Desperate to win the top job at the World Health Organization, Dr. Tedros Adhanom of Ethiopia has hired a U.S. based public affairs firm to help him with his bid. So far, he is the only candidate who does such.
By Natalie Huet | for Politico,
Three new candidates entered the race to lead the World Health Organization on Friday, responsible for tackling crises from Zika to the spread of superbugs, bringing the total in the running to six.
The Geneva-based public health agency with 194-member countries announced Italian WHO official Flavia Bustreo, former Hungarian Health Minister Miklós Szócska and British U.N. adviser David Nabarro had entered the contest for the $260,000-a-year job.
They join earlier candidates to succeed Margaret Chan, whose mandate as director general ends next June, are Pakistan’s former Health Minister Sania Nishtar, Ethiopia’s Foreign Minister Tedros Adhanom, and France’s former health and foreign minister Philippe Douste-Blazy.
Chan ran unopposed for a second term in 2011. In 2006, before she was ultimately chosen, there were 13 candidates.
New rules for the election aim to bring more transparency and fairness to the process — but much still happens outside of public scrutiny, in private meetings with country representatives.
One candidate so far has hired a public affairs firm to make his case.

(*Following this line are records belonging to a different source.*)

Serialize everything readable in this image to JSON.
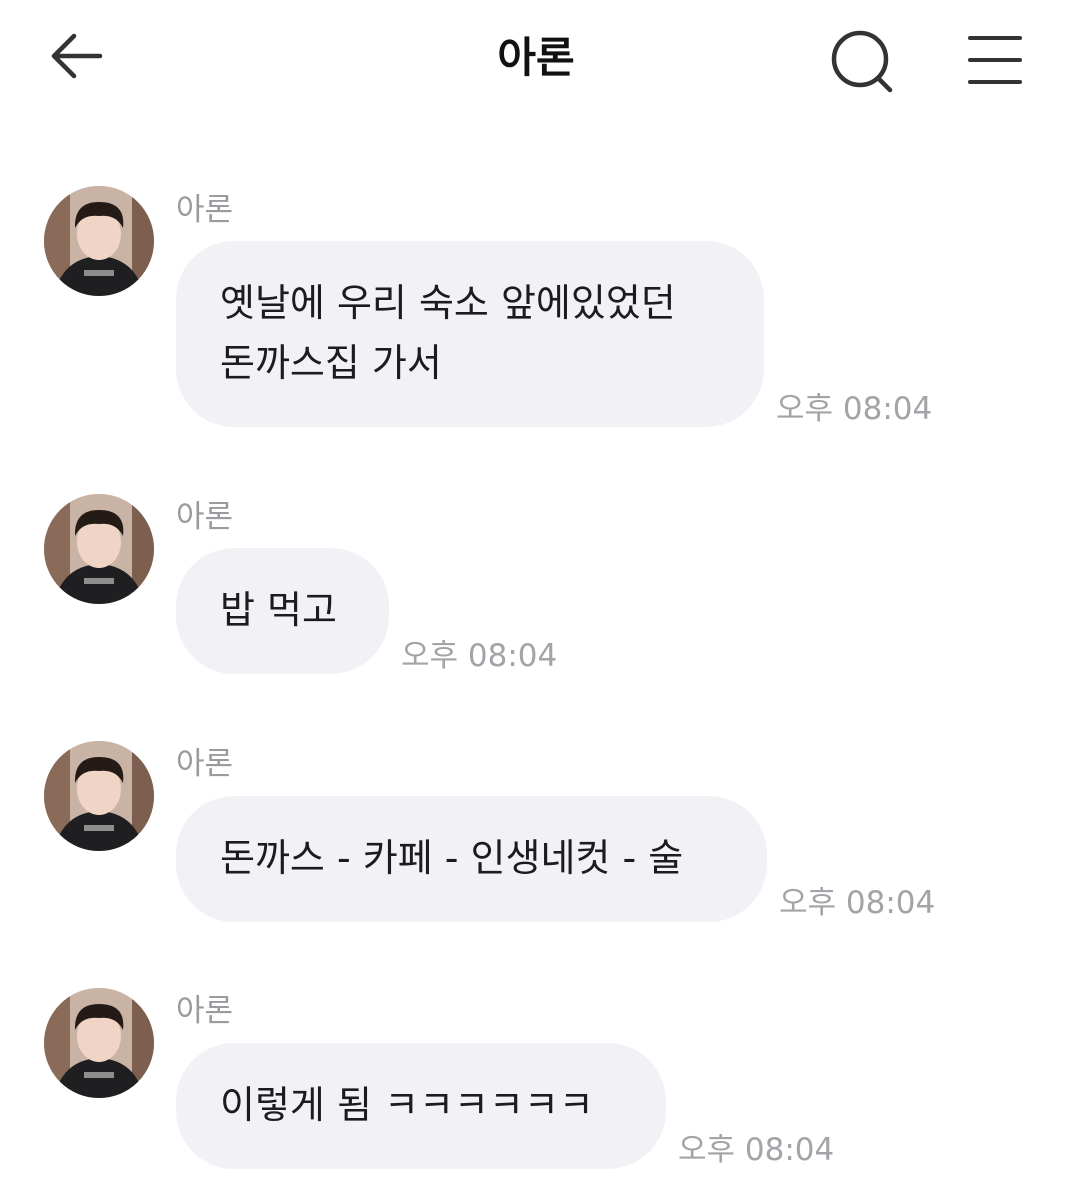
{
  "header": {
    "title": "아론",
    "back_icon": "arrow-left-icon",
    "search_icon": "search-icon",
    "menu_icon": "hamburger-menu-icon"
  },
  "messages": [
    {
      "sender": "아론",
      "text": "옛날에 우리 숙소 앞에있었던\n돈까스집 가서",
      "time": "오후 08:04"
    },
    {
      "sender": "아론",
      "text": "밥 먹고",
      "time": "오후 08:04"
    },
    {
      "sender": "아론",
      "text": "돈까스 - 카페 - 인생네컷 - 술",
      "time": "오후 08:04"
    },
    {
      "sender": "아론",
      "text": "이렇게 됨 ㅋㅋㅋㅋㅋㅋ",
      "time": "오후 08:04"
    }
  ],
  "colors": {
    "bubble": "#f2f2f6",
    "muted_text": "#9a9a9f",
    "icon": "#333333"
  }
}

And that is Tedros Adhanom of Ethiopia. He has hired the US-based Mercury Public Affairs to help him win the $260,000-a-year job.
While a separate new code of conduct encourages candidates to be transparent about their campaign activities and funding, its recommendations aren’t binding.
Tedros’ campaign says East African countries including Kenya and Rwanda are pooling resources to support him, but they didn’t say how many countries or how much money.
And the Ethiopian candidate has hired U.S.-based Mercury Public Affairs to help him with his bid. The company would not disclose how much that contract is worth.
“His candidacy has support from many countries outside of Africa, … in every region of the world,” said Molly Toomey, a vice president with the firm.
Neither of the other two officially in the running has hired an outside firm, they said.
Douste-Blazy said his travel expenses during his campaign are paid by the French government and said his per diem is about €100. He also said he has paid for many hotels out of his pocket.
“I’ll disclose all my spending and urge everyone to do the same,” he said.
Pakistan’s Nishtar said she was going by the book and taking advantage of WHO regional committee meetings for her campaign.
“Regarding the campaign budget, I am being sponsored by the government of Pakistan and no one else,” she said. “I am pledging in my manifesto that I will voluntarily make my own electoral campaign financing a matter of public record for scrutiny,” she said.
At the same time, like many international institutions, the question of “whose turn” it is to run the agency is in play.
Leaders in the agency’s 68-year history have come from Brazil, Canada, Denmark, South Korea, Norway and Japan. One acting director general was from Sweden.
The African Union has thrown its support behind Tedros’ candidacy and argues it’s time for the continent to have more high-profile international roles.
“It seems that people are looking at whose turn it is, what region of the world. That’s a shame — we should be looking at who’s the best candidate we can find in the world,” said Merson, of the Duke Global Health Institute.
In October, member countries will get to interact with the candidates on a password-protected forum hosted on the agency’s website.
On November 1, a live forum will kick off, where all candidates will get to make their pitch to country officials in no more than 30 minutes and then answer questions, with the whole interview lasting no longer than an hour. All will be out of reach of the media.
In January 2017, WHO’s executive board will secretly vote on a short list of up to five candidates. The board’s 34 members will then interview those candidates and whittle the list to three names to submit to the World Health Assembly in May.
The candidates will be allowed to address the Assembly for up to 15 minutes before the final secret electronic vote. If none gets the two-thirds majority required to win in the first round of voting, a simple majority will do.
The new director general will then take office July 1, 2017.